Buttermilk pancakes with a fried egg on top


Cabbage soup
Peanut butter sandwich
Hot drink

1/2 cup fruit
1/2 cup plain yogurt

Miso soup with kale and carrots
Egg salad sandwich
Hot drink
1/2 cup fruit
1/2 cup plain yogurt


Big batches to freeze in single servings:
1. Black bean soup with either polenta or quick baking powder biscuits
2. Pinto beans
a) refried (mashed) served with salsa in corn tortillas
b) served over rice with salsa
Both ways can be garnished with a little grated cheddar cheese, or not.
3. Beet & Bean Stew - a kind of hearty beet borscht
4. Squash soup with hummus on bread or biscuits
5. Chili served with a dollop of kasha

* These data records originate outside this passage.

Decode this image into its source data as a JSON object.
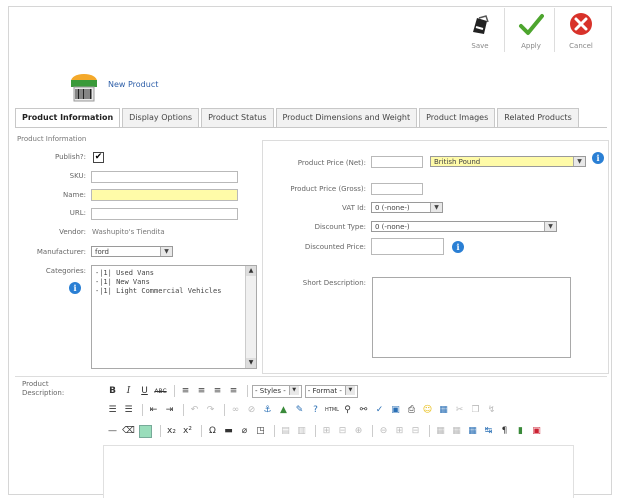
{
  "toolbar": {
    "save_label": "Save",
    "apply_label": "Apply",
    "cancel_label": "Cancel"
  },
  "header": {
    "title": "New Product"
  },
  "tabs": [
    {
      "label": "Product Information"
    },
    {
      "label": "Display Options"
    },
    {
      "label": "Product Status"
    },
    {
      "label": "Product Dimensions and Weight"
    },
    {
      "label": "Product Images"
    },
    {
      "label": "Related Products"
    }
  ],
  "info": {
    "legend": "Product Information",
    "publish_label": "Publish?:",
    "publish_checked": "✔",
    "sku_label": "SKU:",
    "name_label": "Name:",
    "url_label": "URL:",
    "vendor_label": "Vendor:",
    "vendor_value": "Washupito's Tiendita",
    "manufacturer_label": "Manufacturer:",
    "manufacturer_value": "ford",
    "categories_label": "Categories:",
    "categories": [
      "-|1| Used Vans",
      "-|1| New Vans",
      "-|1| Light Commercial Vehicles"
    ]
  },
  "pricing": {
    "price_net_label": "Product Price (Net):",
    "currency_value": "British Pound",
    "price_gross_label": "Product Price (Gross):",
    "vat_label": "VAT Id:",
    "vat_value": "0 (-none-)",
    "discount_type_label": "Discount Type:",
    "discount_type_value": "0 (-none-)",
    "discounted_price_label": "Discounted Price:",
    "short_desc_label": "Short Description:"
  },
  "editor": {
    "desc_label_1": "Product",
    "desc_label_2": "Description:",
    "styles_value": "- Styles -",
    "format_value": "- Format -"
  },
  "colors": {
    "highlight_input": "#fffba8",
    "info_icon": "#2a7fd4",
    "title_link": "#2d5ea8"
  }
}
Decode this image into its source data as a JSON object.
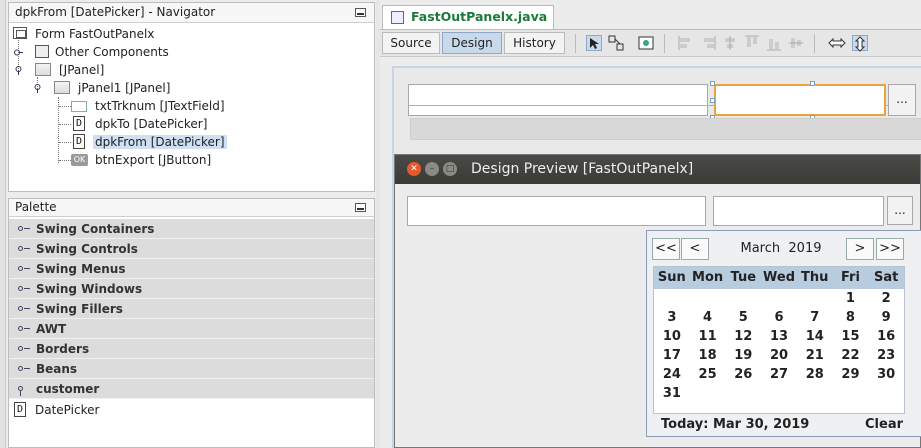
{
  "navigator": {
    "title": "dpkFrom [DatePicker] - Navigator",
    "nodes": [
      {
        "label": "Form FastOutPanelx"
      },
      {
        "label": "Other Components"
      },
      {
        "label": "[JPanel]"
      },
      {
        "label": "jPanel1 [JPanel]"
      },
      {
        "label": "txtTrknum [JTextField]"
      },
      {
        "label": "dpkTo [DatePicker]"
      },
      {
        "label": "dpkFrom [DatePicker]"
      },
      {
        "label": "btnExport [JButton]"
      }
    ],
    "ok_icon_text": "OK",
    "d_icon_text": "D"
  },
  "palette": {
    "title": "Palette",
    "categories": [
      {
        "label": "Swing Containers"
      },
      {
        "label": "Swing Controls"
      },
      {
        "label": "Swing Menus"
      },
      {
        "label": "Swing Windows"
      },
      {
        "label": "Swing Fillers"
      },
      {
        "label": "AWT"
      },
      {
        "label": "Borders"
      },
      {
        "label": "Beans"
      },
      {
        "label": "customer"
      }
    ],
    "items": [
      {
        "label": "DatePicker"
      }
    ]
  },
  "editor": {
    "file_tab": "FastOutPanelx.java",
    "views": {
      "source": "Source",
      "design": "Design",
      "history": "History"
    },
    "active_view": "Design",
    "ellipsis_button": "..."
  },
  "preview": {
    "title": "Design Preview [FastOutPanelx]",
    "ellipsis_button": "...",
    "calendar": {
      "nav_prev_year": "<<",
      "nav_prev_month": "<",
      "nav_next_month": ">",
      "nav_next_year": ">>",
      "month": "March",
      "year": "2019",
      "weekdays": [
        "Sun",
        "Mon",
        "Tue",
        "Wed",
        "Thu",
        "Fri",
        "Sat"
      ],
      "weeks": [
        [
          "",
          "",
          "",
          "",
          "",
          "1",
          "2"
        ],
        [
          "3",
          "4",
          "5",
          "6",
          "7",
          "8",
          "9"
        ],
        [
          "10",
          "11",
          "12",
          "13",
          "14",
          "15",
          "16"
        ],
        [
          "17",
          "18",
          "19",
          "20",
          "21",
          "22",
          "23"
        ],
        [
          "24",
          "25",
          "26",
          "27",
          "28",
          "29",
          "30"
        ],
        [
          "31",
          "",
          "",
          "",
          "",
          "",
          ""
        ]
      ],
      "today_label": "Today:  Mar 30, 2019",
      "clear_label": "Clear"
    }
  },
  "colors": {
    "accent_blue": "#c9d9ec",
    "file_tab_text": "#1a7a3a",
    "calendar_header": "#b8cce0",
    "title_bar_dark": "#3a3a37"
  }
}
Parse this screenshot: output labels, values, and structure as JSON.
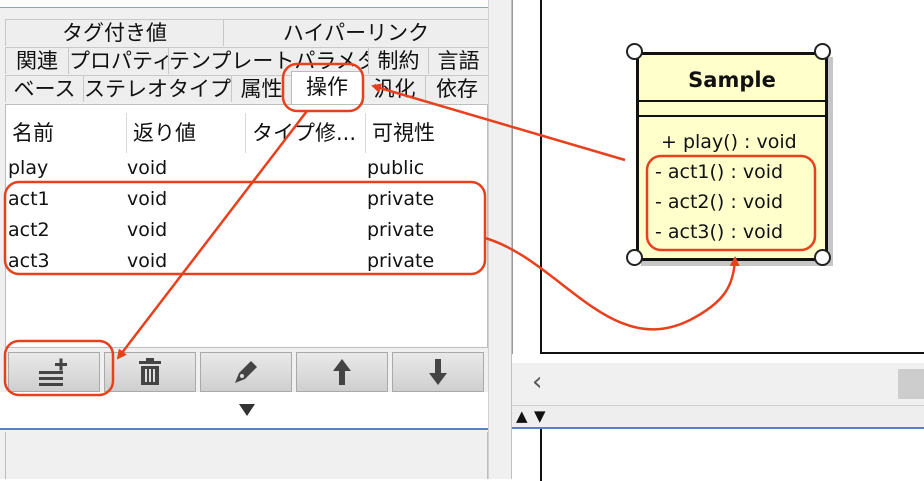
{
  "tabs": {
    "row1": [
      "タグ付き値",
      "ハイパーリンク"
    ],
    "row2": [
      "関連",
      "プロパティ",
      "テンプレートパラメタ",
      "制約",
      "言語"
    ],
    "row3": [
      "ベース",
      "ステレオタイプ",
      "属性",
      "操作",
      "汎化",
      "依存"
    ],
    "selected": "操作"
  },
  "operations_table": {
    "headers": [
      "名前",
      "返り値",
      "タイプ修...",
      "可視性"
    ],
    "rows": [
      {
        "name": "play",
        "return": "void",
        "type_mod": "",
        "visibility": "public"
      },
      {
        "name": "act1",
        "return": "void",
        "type_mod": "",
        "visibility": "private"
      },
      {
        "name": "act2",
        "return": "void",
        "type_mod": "",
        "visibility": "private"
      },
      {
        "name": "act3",
        "return": "void",
        "type_mod": "",
        "visibility": "private"
      }
    ]
  },
  "toolbar": {
    "add_icon": "add-operation-icon",
    "delete_icon": "trash-icon",
    "edit_icon": "pencil-icon",
    "up_icon": "arrow-up-icon",
    "down_icon": "arrow-down-icon",
    "expand_icon": "chevron-down-icon"
  },
  "diagram": {
    "class_name": "Sample",
    "operations": [
      "+ play() : void",
      "- act1() : void",
      "- act2() : void",
      "- act3() : void"
    ]
  },
  "scroll": {
    "left_arrow": "‹",
    "split_up": "▲",
    "split_down": "▼"
  },
  "colors": {
    "annotation": "#e8401c",
    "class_fill": "#ffffcc",
    "panel_bg": "#f0f0f0"
  }
}
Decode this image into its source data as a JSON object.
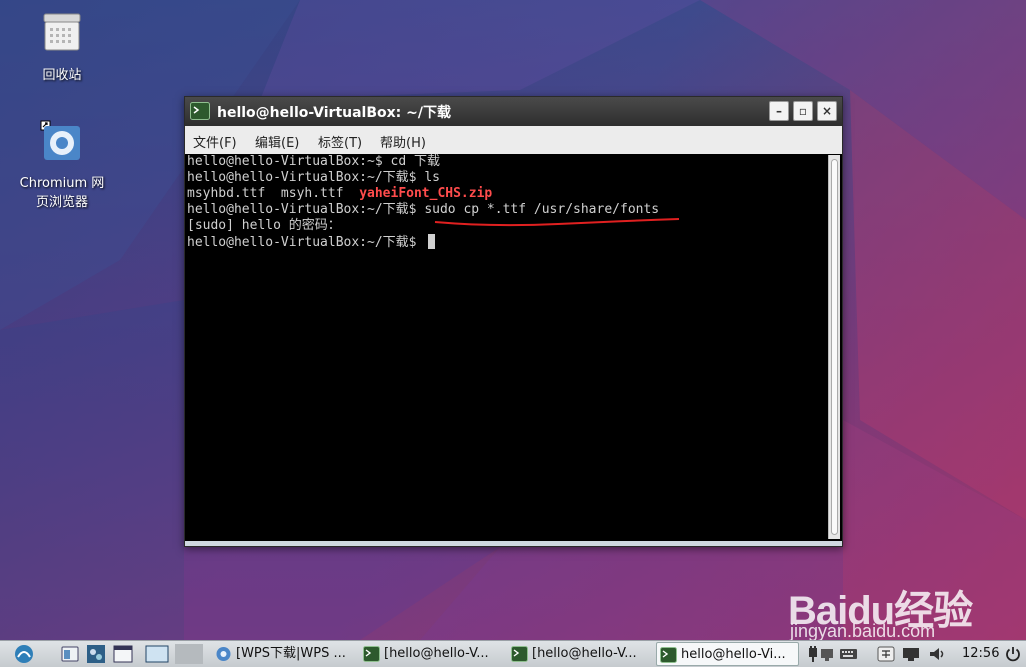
{
  "desktop": {
    "icons": [
      {
        "label": "回收站"
      },
      {
        "label": "Chromium 网\n页浏览器"
      }
    ]
  },
  "window": {
    "title": "hello@hello-VirtualBox: ~/下载",
    "buttons": {
      "minimize": "–",
      "maximize": "▫",
      "close": "×"
    },
    "menu": [
      "文件(F)",
      "编辑(E)",
      "标签(T)",
      "帮助(H)"
    ]
  },
  "terminal": {
    "lines": [
      "hello@hello-VirtualBox:~$ cd 下载",
      "hello@hello-VirtualBox:~/下载$ ls",
      "msyhbd.ttf  msyh.ttf  ",
      "hello@hello-VirtualBox:~/下载$ sudo cp *.ttf /usr/share/fonts",
      "[sudo] hello 的密码：",
      "hello@hello-VirtualBox:~/下载$ "
    ],
    "zip_file": "yaheiFont_CHS.zip"
  },
  "taskbar": {
    "tasks": [
      {
        "label": "[WPS下载|WPS ..."
      },
      {
        "label": "[hello@hello-V..."
      },
      {
        "label": "[hello@hello-V..."
      },
      {
        "label": "hello@hello-Vi..."
      }
    ],
    "clock": "12:56"
  },
  "watermark": {
    "logo": "Baidu经验",
    "url": "jingyan.baidu.com"
  },
  "colors": {
    "zip_highlight": "#ff4c4c",
    "underline": "#e02020",
    "terminal_bg": "#000000"
  }
}
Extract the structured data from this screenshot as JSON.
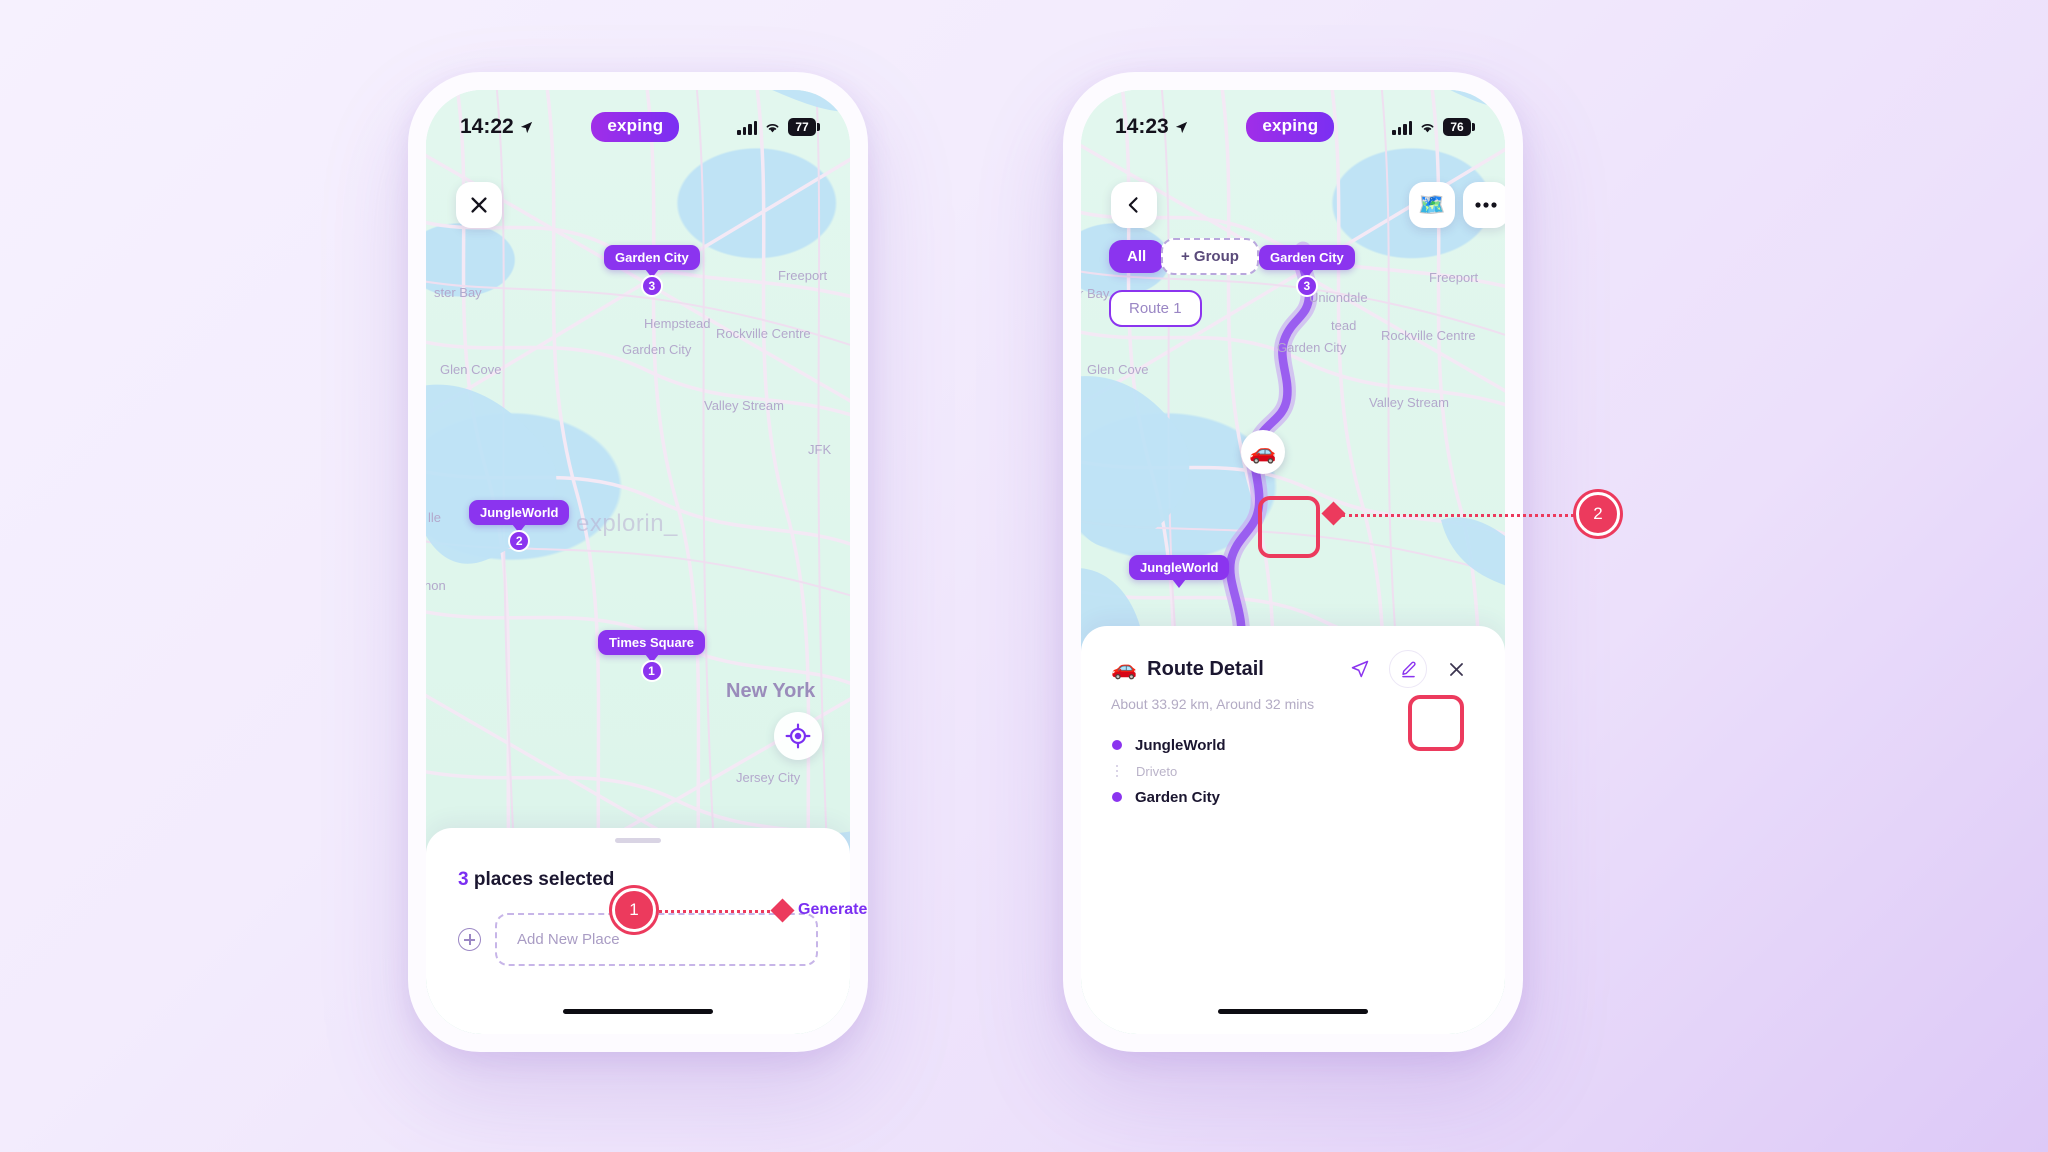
{
  "app": {
    "brand": "exping",
    "watermark": "explorin_"
  },
  "phone1": {
    "status": {
      "time": "14:22",
      "battery": "77",
      "location_icon": "location-arrow-icon",
      "signal_icon": "signal-bars-icon",
      "wifi_icon": "wifi-icon"
    },
    "controls": {
      "close_icon": "close-icon",
      "locate_icon": "locate-crosshair-icon"
    },
    "pins": [
      {
        "label": "Garden City",
        "number": "3"
      },
      {
        "label": "JungleWorld",
        "number": "2"
      },
      {
        "label": "Times Square",
        "number": "1"
      }
    ],
    "map_labels": [
      "ster Bay",
      "Freeport",
      "Glen Cove",
      "Rockville Centre",
      "Hempstead",
      "Garden City",
      "Valley Stream",
      "JFK",
      "New York",
      "Jersey City",
      "non",
      "lle"
    ],
    "sheet": {
      "count": "3",
      "count_suffix": " places selected",
      "add_placeholder": "Add New Place",
      "add_icon": "plus-circle-icon"
    }
  },
  "phone2": {
    "status": {
      "time": "14:23",
      "battery": "76",
      "location_icon": "location-arrow-icon",
      "signal_icon": "signal-bars-icon",
      "wifi_icon": "wifi-icon"
    },
    "controls": {
      "back_icon": "chevron-left-icon",
      "map_icon": "map-layers-icon",
      "more_icon": "more-horizontal-icon"
    },
    "chips": {
      "all": "All",
      "group": "+ Group",
      "route": "Route 1"
    },
    "pins": [
      {
        "label": "Garden City",
        "number": "3"
      },
      {
        "label": "JungleWorld",
        "number": ""
      }
    ],
    "car_marker_icon": "car-icon",
    "map_labels": [
      "Freeport",
      "Uniondale",
      "Rockville Centre",
      "Valley Stream",
      "Glen Cove",
      "Garden City",
      "tead",
      "r Bay"
    ],
    "route_detail": {
      "icon": "car-icon",
      "title": "Route Detail",
      "subtitle": "About 33.92 km, Around 32 mins",
      "send_icon": "send-icon",
      "edit_icon": "pencil-icon",
      "close_icon": "close-icon",
      "stops": [
        {
          "type": "place",
          "name": "JungleWorld"
        },
        {
          "type": "mode",
          "name": "Driveto"
        },
        {
          "type": "place",
          "name": "Garden City"
        }
      ]
    }
  },
  "annotations": [
    {
      "id": "1",
      "label": "Generate",
      "target": "generate-button"
    },
    {
      "id": "2",
      "label": "",
      "target": "car-marker"
    }
  ],
  "colors": {
    "accent_purple": "#8b34ef",
    "brand_purple": "#7b2ff2",
    "annotation_red": "#ec3a5d",
    "map_land": "#dff5ec",
    "map_water": "#bfe3f5"
  }
}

Cook tonight in 45 minutes (2 or 3 servings) and have some leftovers

6. Black & Orange – black lentil stew and mashed rutabaga and sweet potatoes
7. Curried red lentils and veggies served on rice
8. Ratatouille, rice and lentils

Cook quickly tonight with one hour's notice

9. Falafel served either in pita with sprouts & yogurt or with quinoa or millet, gravy, and veggies

Make ahead to share for summer picnics, pot lucks or to pack a cold supper.

9. Quinoa salad Everyone likes this moist, yummy salad made with a fluffy ancient grain instead of rice. You can vary the cold veggies and nuts. Great to take to pot lucks

A New Understanding of the Nature of Emptiness.

Stirling Newberry at Corrente: Sorry, People, the Government Can Run Out of Money, and In Fact it Already Has.

Things that make you go "Hmm . . ."

So an idea popped into my head. What would it be like if BP is, technically, unable to stop its well from gushing oil?

What if they're not just lying because they want to find a way to save their oil and save their well?

What if the whole thing is totally, technically, out of control?

What is to be done if there is nothing that can be done?

Lambert Strether at Corrente: Are oil leaks really down hole?

Geologist Chris Landau. Wearing tin hat abiotic oil theory, but the other stuff seems ok.

Friday, June 11, 2010

What He Said

Stirling Newberry: Chelsea Dagger Drops Point First

Wednesday, June 09, 2010

Tuesday, June 08, 2010

What he said

Stirling Newberry via Corrente.

(NBFH seems like it's morphing into minimalism. I'm busier. I have less to say that hasn't already been said. So. We'll see what happens.)